== Your goal ==
The whole listing is to be restated word for word with no images.
======== Task input ========
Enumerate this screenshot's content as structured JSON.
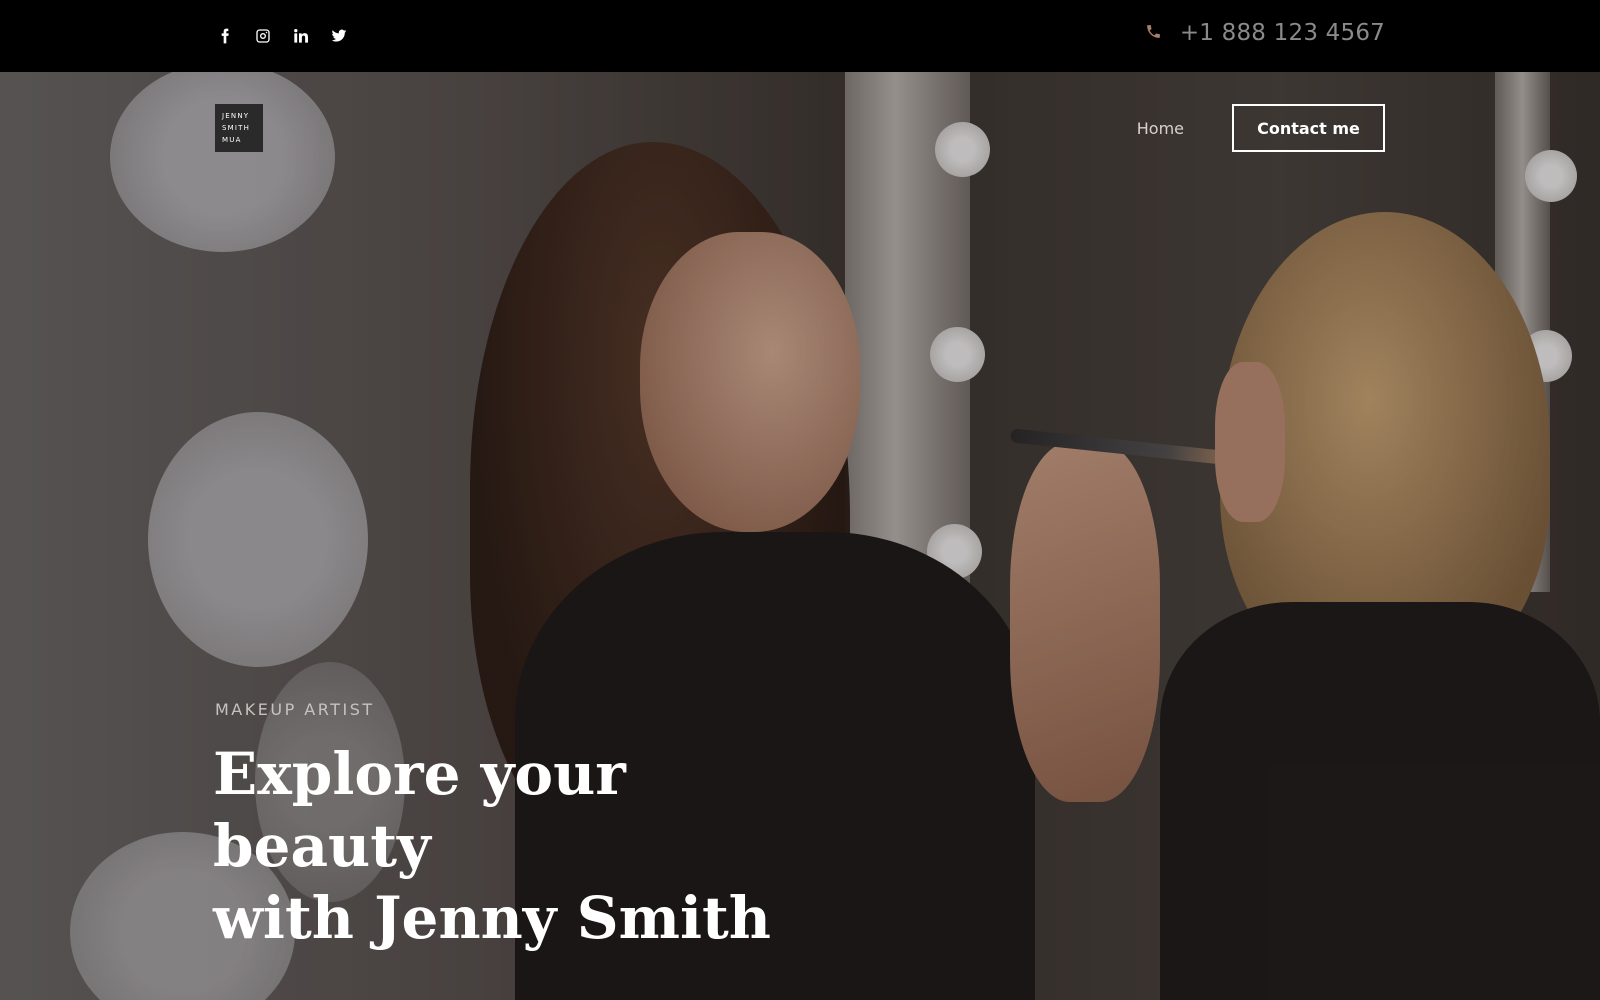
{
  "topbar": {
    "social": [
      {
        "icon": "facebook-icon"
      },
      {
        "icon": "instagram-icon"
      },
      {
        "icon": "linkedin-icon"
      },
      {
        "icon": "twitter-icon"
      }
    ],
    "phone_icon": "phone-icon",
    "phone_number": "+1 888 123 4567"
  },
  "logo": {
    "line1": "JENNY",
    "line2": "SMITH",
    "line3": "MUA"
  },
  "nav": {
    "home_label": "Home",
    "contact_label": "Contact me"
  },
  "hero": {
    "eyebrow": "MAKEUP ARTIST",
    "headline_line1": "Explore your beauty",
    "headline_line2": "with Jenny Smith"
  },
  "colors": {
    "topbar_bg": "#000000",
    "phone_icon": "#a87f68",
    "text_primary": "#ffffff"
  }
}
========
== Solution for this problem ==
Enumerate this screenshot's content as structured JSON.
{
  "topbar": {
    "social": [
      {
        "icon": "facebook-icon"
      },
      {
        "icon": "instagram-icon"
      },
      {
        "icon": "linkedin-icon"
      },
      {
        "icon": "twitter-icon"
      }
    ],
    "phone_icon": "phone-icon",
    "phone_number": "+1 888 123 4567"
  },
  "logo": {
    "line1": "JENNY",
    "line2": "SMITH",
    "line3": "MUA"
  },
  "nav": {
    "home_label": "Home",
    "contact_label": "Contact me"
  },
  "hero": {
    "eyebrow": "MAKEUP ARTIST",
    "headline_line1": "Explore your beauty",
    "headline_line2": "with Jenny Smith"
  },
  "colors": {
    "topbar_bg": "#000000",
    "phone_icon": "#a87f68",
    "text_primary": "#ffffff"
  }
}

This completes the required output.